Kim Jong Un is thought to have lost around 40 pounds as new photo shows him looking noticeably slimmer while warning North Korea faces ‘tense’ food shortages
North Korean leader Kim Jong Un has faced fresh speculation about his health as he appeared noticeably slimmer.
In recent state media images, Kim appeared to have lost a large amount of weight as his face is thinner and the strap on his fancy watch is tighter.
It comes as the leader warned of possible food stages in the country as he said the situation is ‘getting tense’.
He opened a major political conference to discuss efforts to salvage a broken economy, but called on his people to brace for extended Covid-19 restrictions.
Kim’s health matters in Seoul, Washington, Tokyo and other world capitals because he hasn’t publicly anointed a successor who would control an advancing nuclear program targeting the US and its allies if he is incapacitated.
North Korea, never open about the internal workings of its leadership, has over the last year shut itself up even tighter to protect against the coronavirus pandemic, of which they claim to have had no cases.
Some observers say Kim – who is about 5ft8in tall and has previously weighed 308 pounds may have lost between 22 and 44 pounds.
Kim’s apparent weight loss is more likely an attempt to improve his health, rather than a sign of illness, according to Hong Min, a senior analyst at Seoul’s Korea Institute for National Unification.
The North’s economy has decayed further amid pandemic border closures, which choked off trade with China, while devastating typhoons and floods last summer decimated crops.
During the plenary meeting of the ruling Workers’ Party’s Central Committee that opened on Tuesday, Mr Kim urged officials to find ways to boost agricultural production, saying the country’s food situation ‘is now getting tense’.
Monitors assessing the situation in North Korea have yet to see signs of mass starvation or major instability, but some analysts say conditions could be aligning for a perfect storm that undercuts food and exchange markets and triggers public panic.
The Korea Development Institute, a South Korean government think tank, said last month the North could face food shortages of around a million tons this year.
Hong said that Kim wouldn’t have ‘come out in public to convene the plenary meeting’ if he had health problems.
Kim, known for heavy drinking and smoking, comes from a family with a history of heart problems.
His father and grandfather, who ruled North Korea before him, both died of heart issues. Experts have said his weight could increase the possibility of cardiovascular diseases.
South Korea’s Unification Ministry said it has no information to share about Kim’s health. His slimmer look has been the focus of keen interest in South Korea, with media outlets publishing phots of his previous and current appearances.

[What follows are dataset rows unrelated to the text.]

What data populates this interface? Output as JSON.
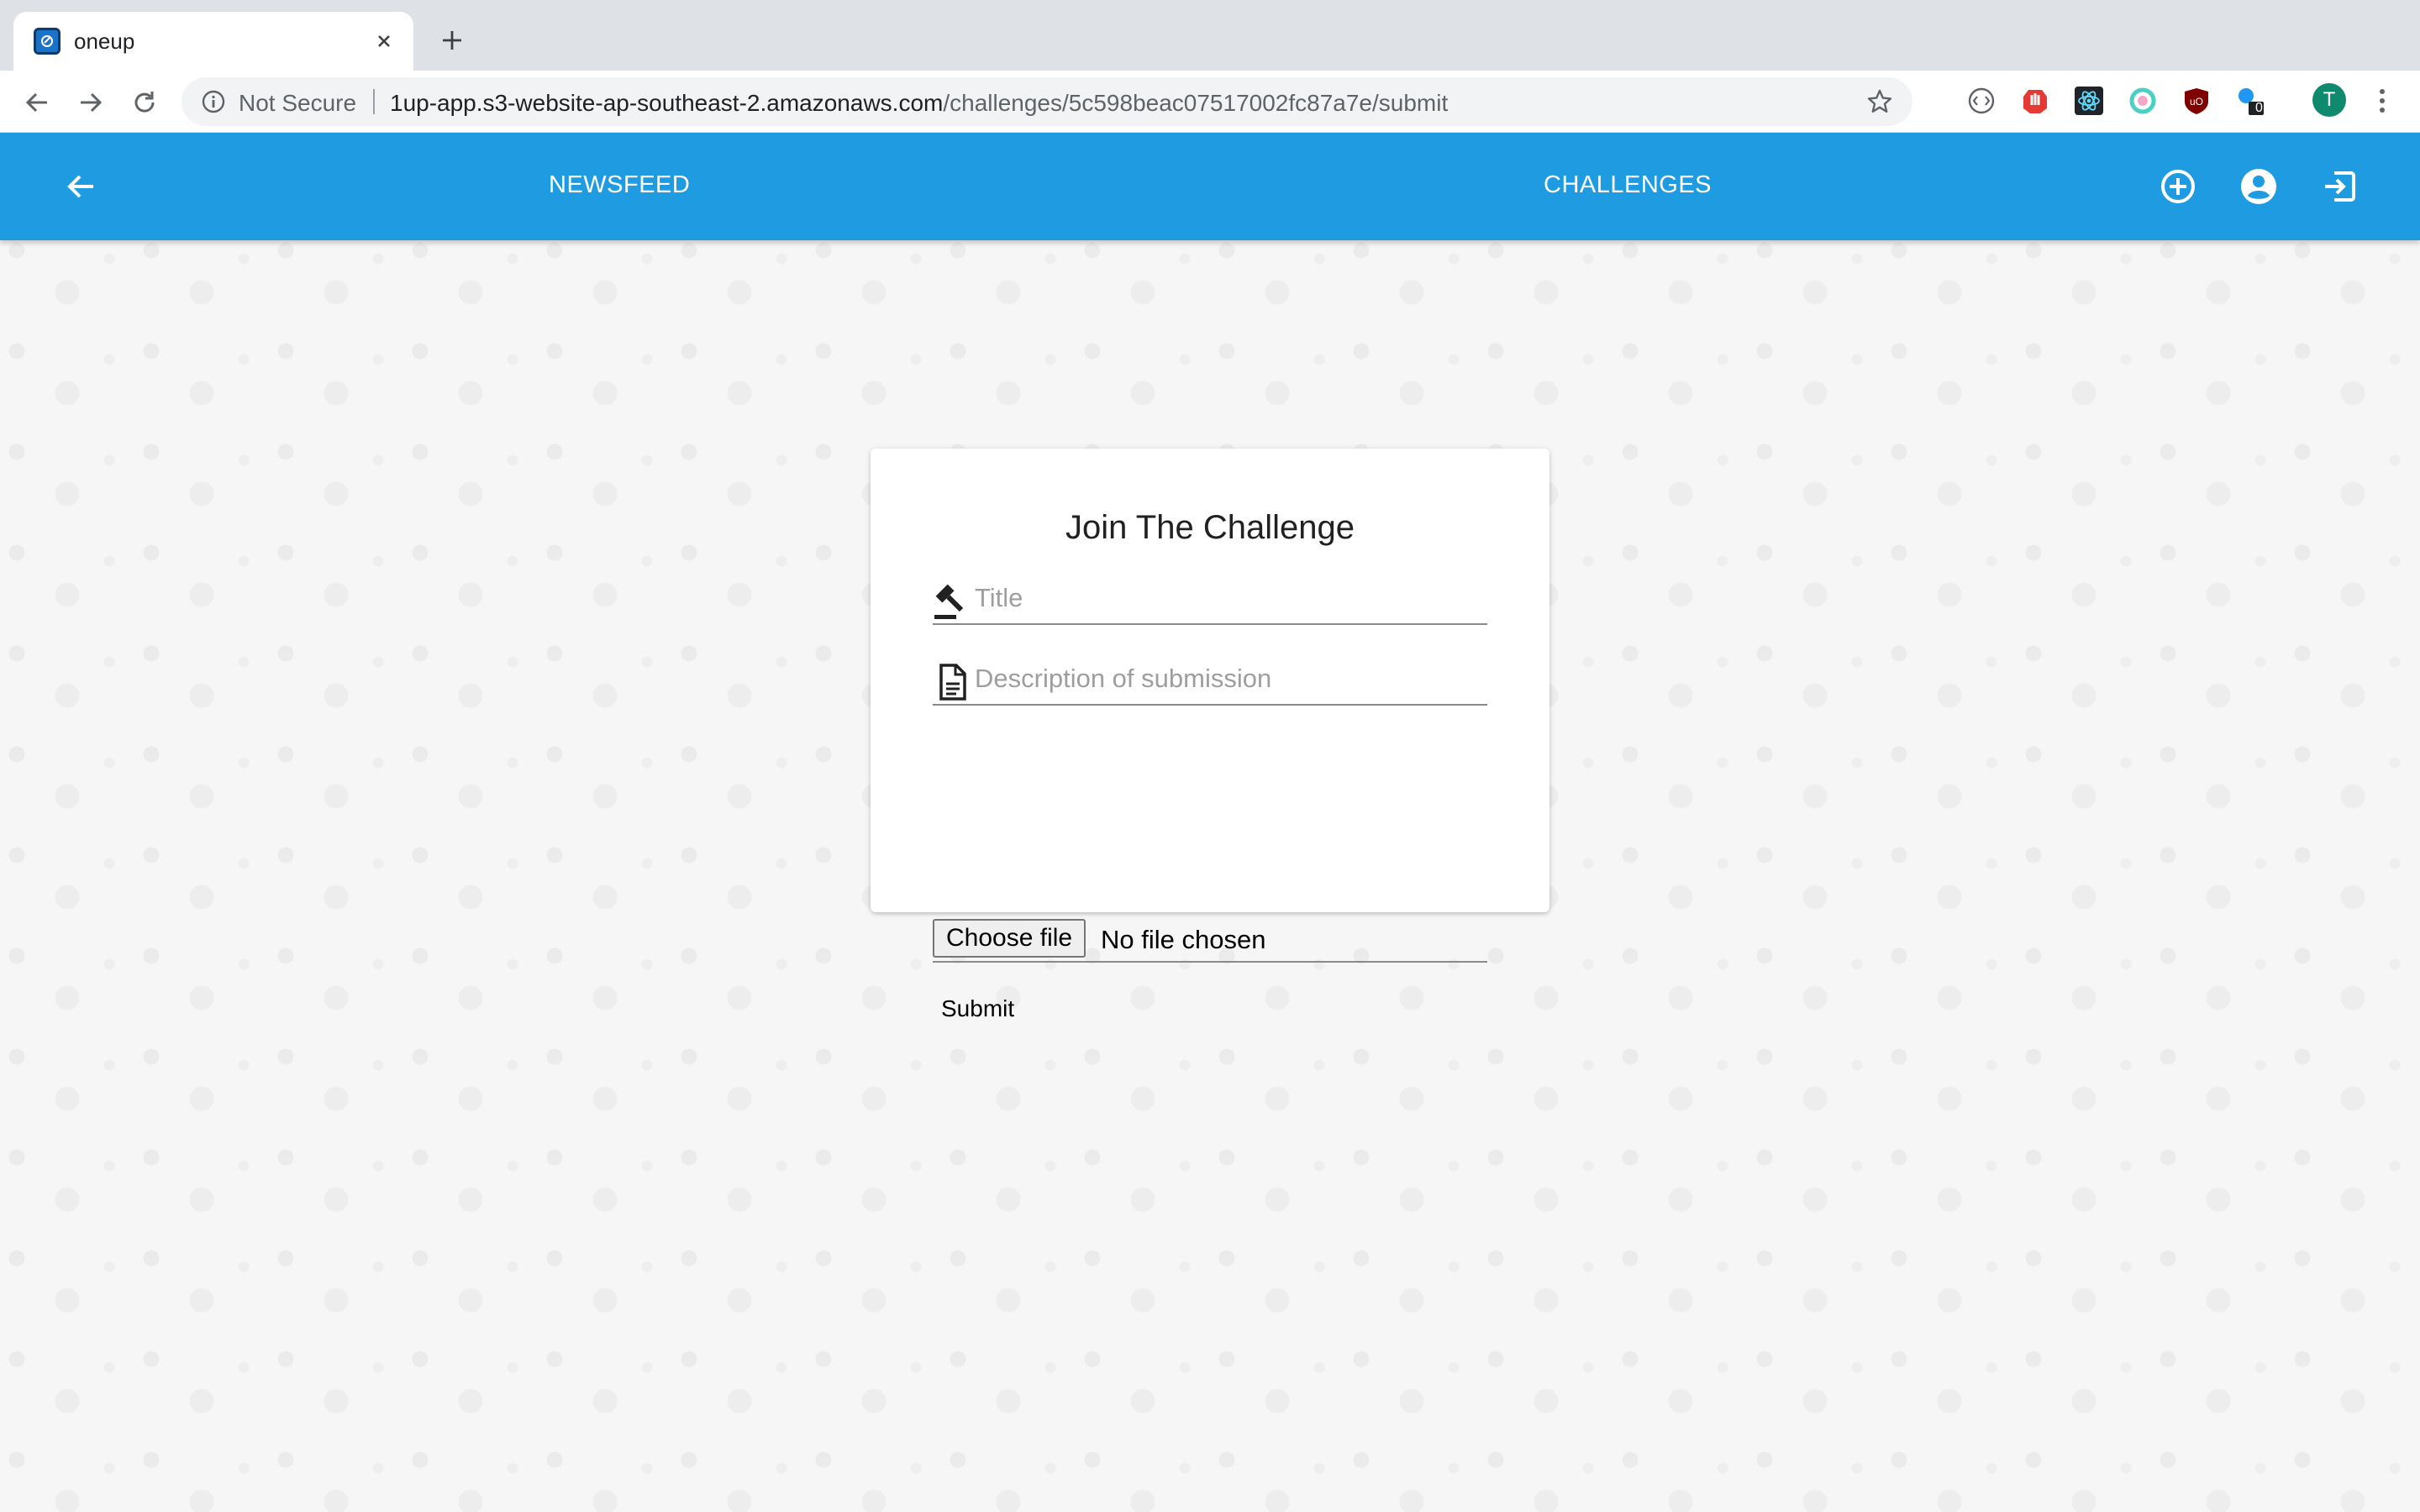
{
  "browser": {
    "tab_title": "oneup",
    "security_label": "Not Secure",
    "url_host": "1up-app.s3-website-ap-southeast-2.amazonaws.com",
    "url_path": "/challenges/5c598beac07517002fc87a7e/submit",
    "extension_badge_count": "0",
    "profile_initial": "T",
    "icons": [
      "favicon-icon",
      "close-tab-icon",
      "new-tab-icon",
      "back-icon",
      "forward-icon",
      "reload-icon",
      "info-icon",
      "star-icon"
    ]
  },
  "appbar": {
    "newsfeed_label": "NEWSFEED",
    "challenges_label": "CHALLENGES",
    "background_color": "#1e9be1",
    "icons": [
      "arrow-back-icon",
      "add-circle-icon",
      "account-circle-icon",
      "logout-icon"
    ]
  },
  "form": {
    "title": "Join The Challenge",
    "title_placeholder": "Title",
    "description_placeholder": "Description of submission",
    "file_button_label": "Choose file",
    "file_status": "No file chosen",
    "submit_label": "Submit"
  }
}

Seo Yu-Seok at the Seoul-based Institute of North Korean Studies said the North’s recent creation of a first secretary of the ruling Workers’ Party, the country’s No. 2 job, might have been related to Kim’s possible heal
He said Kim may have allowed the post’s establishment at the urging of top officials but still hasn’t named anyone to the job because it could loosen his grip on power.
‘If Kim faces a real health problem and is in a condition in which he can’t express his opinions, though he isn’t dead, who will make a decision to name the first secretary?’ Seo said.
When global speculation flared about Kim’s health last year after he missed the commemoration of the birthday of his late grandfather, some analysts speculated Kim’s younger sister, Kim Yo Jong, was next in line to inherit her brother’s power. Others said a collective leadership was also possible.
The North’s official Korean Central News Agency also said on Wednesday that Mr Kim called for discussions on how the North should deal with the ‘current international situation’, though it did not mention any specific comments from Mr Kim about the US or South Korea.
North Korea has so far ignored the allies’ calls to resume nuclear negotiations that have stalled for two years following the collapse of Mr Kim’s ambitious summitry with former President Donald Trump.
Talks derailed over disagreements in exchanging relief from crippling US-led sanctions with denuclearisation steps by the North.
KCNA said Mr Kim also ‘set forth the tasks for the state to maintain (a) perfect anti-epidemic state’ — indicating North Korea would extend its pandemic lockdown despite the stress on its economy.
Experts widely doubt North Korea’s claim it has not had a single Covid-19 case, given its poor health infrastructure and a porous border with China, its major ally and economic lifeline.
Mr Kim had called for the party meeting to review national efforts to rebuild the economy for the first half of the year.
While addressing the ‘unfavourable’ conditions and challenges on Tuesday, Mr Kim also expressed appreciation over what he described as improvements, claiming the country’s industrial output so far has increased by 25 per cent from last year, KCNA said.
North Korea held its first ruling party congress in five years in January where it laid out development plans for the next five years.
At that meeting, Mr Kim urged his people to be resilient in the struggle for economic self-reliance, called for reasserting greater state control over the economy, boosting agricultural production and prioritising the development of chemicals and metal industries.
Experts say those sectors are crucial to revitalising North Korean industrial production undercut by sanctions and halted imports of factory materials amid the pandemic.